Preschool ages: 5-10 minutes spent on a topic such as numbers, shapes, colors, letters etc., total time of 15-30 minutes, plus more time for reading, reading, reading! Formal instruction is not really needed at this age. Learning through books, dialogue, exploration, and play is sufficient if you don’t want to start “school” at this stage.
Kindergarten: 10-15 minutes per subject, total time of 30 minutes to an hour plus reading, reading, reading! Exploration, play, and lots of outdoor time are still excellent ways to learn at this age and should be emphasized over bookwork.
Early Elementary: 15-20 minutes per subject, total time of 1-2 hours, plus reading.
Late Elementary: 20-30 minutes per subject, total time of 2-3 hours.
Middle School: 30-40 minutes per subject, total time of 3-5 hours.
High School: 30 minutes to an hour per subject, total time of 4-6 hours.
Now, if you are new to homeschool and you have three or four children of different ages, don’t tally up all those hours and expect that to be the time commitment needed. Your young child will need you for 100% of their school time, but even kindergarteners and first graders can usually do some work independently, and your child will be able to work more and more independently as they grow and mature. Also, you can do many subjects as a family, which I strongly recommend. Science, history, and foreign language are subjects that can easily be adapted for group learning that addresses many different levels at once.
Along with daily instructional time, when considering your time commitment as a homeschool parent, you have to factor in time to review/grade/correct your child’s work, and preparation time. There are some curricula that are completely open-and-go, so little to no preparation is needed. Some homeschool parents design their own learning experiences, which takes more time.

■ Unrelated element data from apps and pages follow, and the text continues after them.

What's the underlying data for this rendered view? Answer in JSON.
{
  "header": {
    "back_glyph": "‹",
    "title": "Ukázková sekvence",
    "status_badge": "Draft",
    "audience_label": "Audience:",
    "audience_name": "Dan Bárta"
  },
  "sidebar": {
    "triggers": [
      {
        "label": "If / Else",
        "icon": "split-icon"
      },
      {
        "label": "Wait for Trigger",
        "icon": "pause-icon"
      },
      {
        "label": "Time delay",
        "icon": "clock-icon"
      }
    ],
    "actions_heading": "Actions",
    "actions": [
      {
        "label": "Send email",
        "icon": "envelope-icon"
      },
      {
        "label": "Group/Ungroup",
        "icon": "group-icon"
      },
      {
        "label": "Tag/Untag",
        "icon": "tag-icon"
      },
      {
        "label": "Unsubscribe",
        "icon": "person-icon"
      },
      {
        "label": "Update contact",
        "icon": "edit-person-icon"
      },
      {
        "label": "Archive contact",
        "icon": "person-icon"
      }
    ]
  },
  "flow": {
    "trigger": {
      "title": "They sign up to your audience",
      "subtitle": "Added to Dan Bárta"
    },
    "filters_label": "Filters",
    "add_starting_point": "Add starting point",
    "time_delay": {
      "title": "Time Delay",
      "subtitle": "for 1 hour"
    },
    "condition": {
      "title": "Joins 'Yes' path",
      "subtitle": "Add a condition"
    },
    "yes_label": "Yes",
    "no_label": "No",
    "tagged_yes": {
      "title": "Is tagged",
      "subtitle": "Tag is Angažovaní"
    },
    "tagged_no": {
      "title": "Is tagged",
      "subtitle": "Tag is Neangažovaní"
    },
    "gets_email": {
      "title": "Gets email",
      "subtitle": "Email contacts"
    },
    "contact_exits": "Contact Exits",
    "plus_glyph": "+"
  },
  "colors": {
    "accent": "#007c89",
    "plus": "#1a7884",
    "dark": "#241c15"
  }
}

One more thing to consider when estimating your time commitment is time for social experiences. This might not take much time at all if you live in a neighborhood full of children that play together, or it might take more time if you need to plan and travel to social events so that your children can spend time with other children.
If this all seems overwhelming, I want to offer a word of encouragement. I homeschool five children that range from preschool to high school. We start school work around 8 in the morning and finish around noon. My high school kid will often keep working past that time, and often begin before that time, but he can do so independently, so I can be done even if he isn’t. Because we can work so efficiently at home, we have the flexibility to take field trips and go on outings once a week if we want to and still keep up with our bookwork. Of course your homeschool will look different, but if I can do it, so can you! That doesn’t sound too bad, does it?